Beyond the 1% statistics that gave rise to the Occupy Wall Street movement, further evidence for such a scenario can be found in the most recent (2010) Survey of Consumer Finances. According to the SCF, the mean net worth for families headed by an individual age 55-64 is $880,000, while the median net worth is only $179,000. That huge disparity means that the amount of wealth held by those on the upper end of the spectrum exceeds the lower and middle portions by such a vast amount that they are able to pull the numbers of even those in the middle tier up by over four times. That same basic ratio holds true for ages 45-54 and those 65-74 as well.
This basic fact brings two questions to mind: What does this mean for your clients, and what does this mean for you? I’ll examine the impact of this on your clients in my next blog, but for now let’s look at what this means for you.
For financial advisors, the idea of two distinctly different versions of retirement means we need to look closely at which version our clients are likely to achieve. While the majority of advisors would presumably prefer to work with the financially elite, the reality is that the majority of clients for most advisors will be in the “everyone else” category. That means that advisors will need to be more than just money managers, but also budget counselors, career coaches and personal advisors. With limited financial resources, clients will want to know the impact of changing career paths, how to estimate health care expenses, and even how marriage, divorce, or simple cohabitation may benefit or harm their situation. The wide variety of needs that “everyone else” currently has and will continue to need more of is where the hard work, hard choices and true financial consulting will need to occur.
Unfortunately, there are still way too many advisors who consider themselves money managers instead of financial planners. They still cling to the belief that the true value proposition they bring to the table is that of managing their client’s assets. They consistently underestimate the true value of not just financial planning, but life planning. While the wealthy will indeed need money managers, “everyone else” will need a planner.
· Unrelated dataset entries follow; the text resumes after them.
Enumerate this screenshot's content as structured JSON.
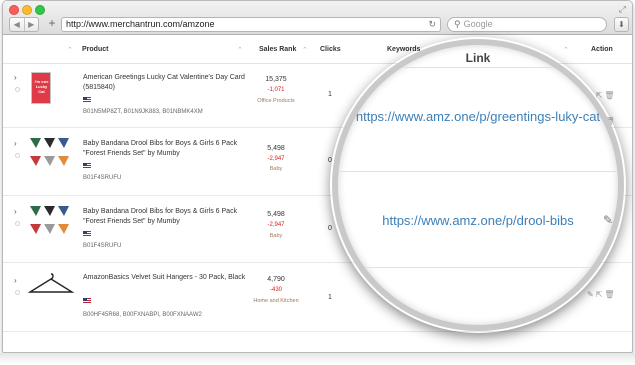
{
  "browser": {
    "url": "http://www.merchantrun.com/amzone",
    "search_placeholder": "Google",
    "back_glyph": "◀",
    "forward_glyph": "▶",
    "plus_glyph": "+",
    "reload_glyph": "↻",
    "search_glyph": "⚲",
    "download_glyph": "⬇",
    "expand_glyph": "⤢"
  },
  "table": {
    "sort_glyph": "⌃",
    "columns": {
      "product": "Product",
      "sales_rank": "Sales Rank",
      "clicks": "Clicks",
      "keywords": "Keywords",
      "action": "Action"
    },
    "expand_glyph": "›",
    "action_glyphs": "✎⇱🗑",
    "rows": [
      {
        "title": "American Greetings Lucky Cat Valentine's Day Card (5815840)",
        "asins": "B01N5MP8ZT, B01N9JK883, B01NBMK4XM",
        "rank": "15,375",
        "rank_delta": "-1,071",
        "category": "Office Products",
        "clicks": "1",
        "thumb_text": "I'm one Lucky Cat"
      },
      {
        "title": "Baby Bandana Drool Bibs for Boys & Girls 6 Pack \"Forest Friends Set\" by Mumby",
        "asins": "B01F4SRUFU",
        "rank": "5,498",
        "rank_delta": "-2,947",
        "category": "Baby",
        "clicks": "0"
      },
      {
        "title": "Baby Bandana Drool Bibs for Boys & Girls 6 Pack \"Forest Friends Set\" by Mumby",
        "asins": "B01F4SRUFU",
        "rank": "5,498",
        "rank_delta": "-2,947",
        "category": "Baby",
        "clicks": "0"
      },
      {
        "title": "AmazonBasics Velvet Suit Hangers - 30 Pack, Black",
        "asins": "B00HF45R68, B00FXNABPI, B00FXNAAW2",
        "rank": "4,790",
        "rank_delta": "-430",
        "category": "Home and Kitchen",
        "clicks": "1"
      }
    ]
  },
  "magnifier": {
    "title": "Link",
    "link1": "https://www.amz.one/p/greentings-luky-cat",
    "link2": "https://www.amz.one/p/drool-bibs",
    "edge_glyph": "✎"
  },
  "colors": {
    "link": "#3d7fb8",
    "rank_delta": "#d21f1f",
    "category": "#a07a57"
  }
}
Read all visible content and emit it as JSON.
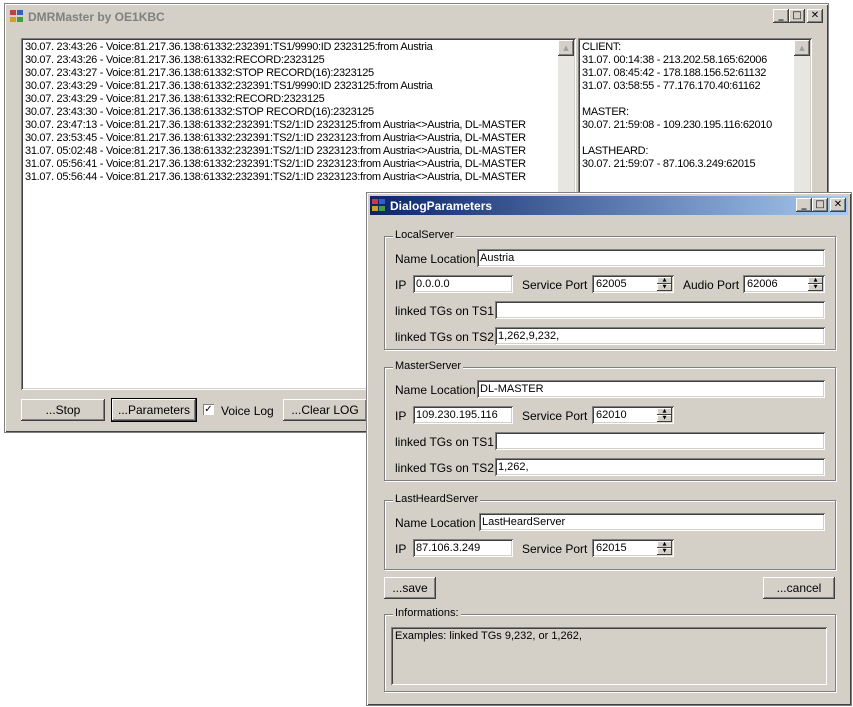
{
  "main": {
    "title": "DMRMaster by OE1KBC",
    "log_lines": [
      "30.07. 23:43:26 - Voice:81.217.36.138:61332:232391:TS1/9990:ID 2323125:from Austria",
      "30.07. 23:43:26 - Voice:81.217.36.138:61332:RECORD:2323125",
      "30.07. 23:43:27 - Voice:81.217.36.138:61332:STOP RECORD(16):2323125",
      "30.07. 23:43:29 - Voice:81.217.36.138:61332:232391:TS1/9990:ID 2323125:from Austria",
      "30.07. 23:43:29 - Voice:81.217.36.138:61332:RECORD:2323125",
      "30.07. 23:43:30 - Voice:81.217.36.138:61332:STOP RECORD(16):2323125",
      "30.07. 23:47:13 - Voice:81.217.36.138:61332:232391:TS2/1:ID 2323125:from Austria<>Austria, DL-MASTER",
      "30.07. 23:53:45 - Voice:81.217.36.138:61332:232391:TS2/1:ID 2323123:from Austria<>Austria, DL-MASTER",
      "31.07. 05:02:48 - Voice:81.217.36.138:61332:232391:TS2/1:ID 2323123:from Austria<>Austria, DL-MASTER",
      "31.07. 05:56:41 - Voice:81.217.36.138:61332:232391:TS2/1:ID 2323123:from Austria<>Austria, DL-MASTER",
      "31.07. 05:56:44 - Voice:81.217.36.138:61332:232391:TS2/1:ID 2323123:from Austria<>Austria, DL-MASTER"
    ],
    "status_lines": [
      "CLIENT:",
      "31.07. 00:14:38 - 213.202.58.165:62006",
      "31.07. 08:45:42 - 178.188.156.52:61132",
      "31.07. 03:58:55 - 77.176.170.40:61162",
      "",
      "MASTER:",
      "30.07. 21:59:08 - 109.230.195.116:62010",
      "",
      "LASTHEARD:",
      "30.07. 21:59:07 - 87.106.3.249:62015"
    ],
    "stop_label": "...Stop",
    "parameters_label": "...Parameters",
    "voice_log_label": "Voice Log",
    "voice_log_checked": true,
    "clear_log_label": "...Clear LOG"
  },
  "dialog": {
    "title": "DialogParameters",
    "local": {
      "legend": "LocalServer",
      "name_location_label": "Name Location",
      "name_location": "Austria",
      "ip_label": "IP",
      "ip": "0.0.0.0",
      "service_port_label": "Service Port",
      "service_port": "62005",
      "audio_port_label": "Audio Port",
      "audio_port": "62006",
      "ts1_label": "linked TGs on TS1",
      "ts1": "",
      "ts2_label": "linked TGs on TS2",
      "ts2": "1,262,9,232,"
    },
    "master": {
      "legend": "MasterServer",
      "name_location_label": "Name Location",
      "name_location": "DL-MASTER",
      "ip_label": "IP",
      "ip": "109.230.195.116",
      "service_port_label": "Service Port",
      "service_port": "62010",
      "ts1_label": "linked TGs on TS1",
      "ts1": "",
      "ts2_label": "linked TGs on TS2",
      "ts2": "1,262,"
    },
    "lastheard": {
      "legend": "LastHeardServer",
      "name_location_label": "Name Location",
      "name_location": "LastHeardServer",
      "ip_label": "IP",
      "ip": "87.106.3.249",
      "service_port_label": "Service Port",
      "service_port": "62015"
    },
    "save_label": "...save",
    "cancel_label": "...cancel",
    "info_legend": "Informations:",
    "info_text": "Examples: linked TGs  9,232,  or  1,262,"
  },
  "icons": {
    "minimize": "minimize-icon",
    "maximize": "maximize-icon",
    "close": "close-icon",
    "app": "app-icon"
  }
}
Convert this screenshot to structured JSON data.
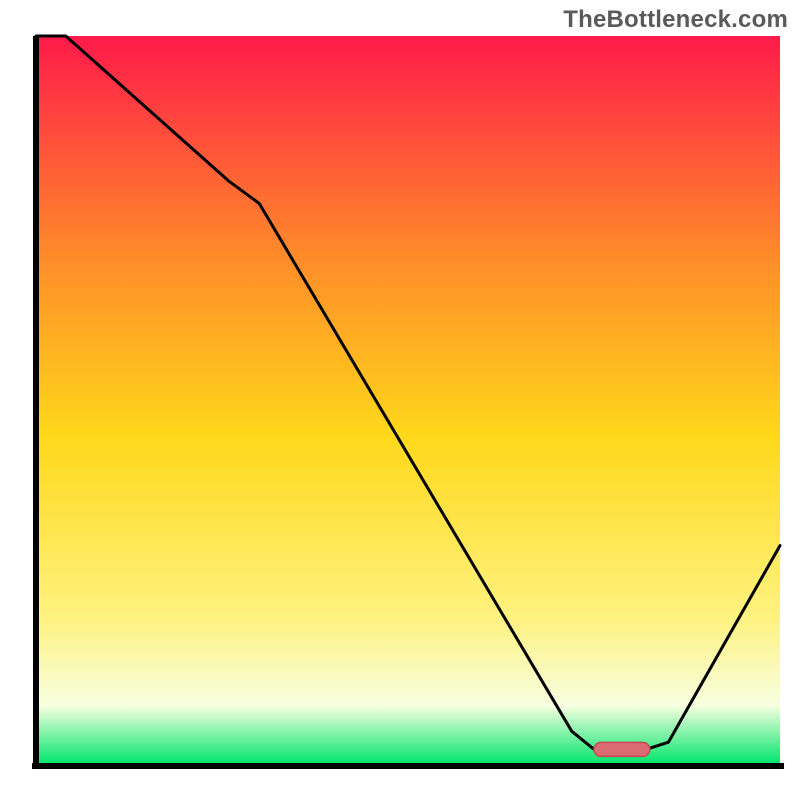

If your client base is more in the “everyone else” category, you need to ask yourself: Am I trained, competent and prepared to help my clients work through the life decisions that will need to be made before the financial planning can even begin?
Keith J. Weber, CFP®, CPRC, is a speaker, author and founder of Weber Consulting Group, LLC, a financial advisor training, coaching and practice management consulting firm that inspires advisors to re-examine their client conversations in order to develop deeper client relationships. For more information visit www.kjweber.com, www.RethinkingRetirement.com or connect with Keith on LinkedIn.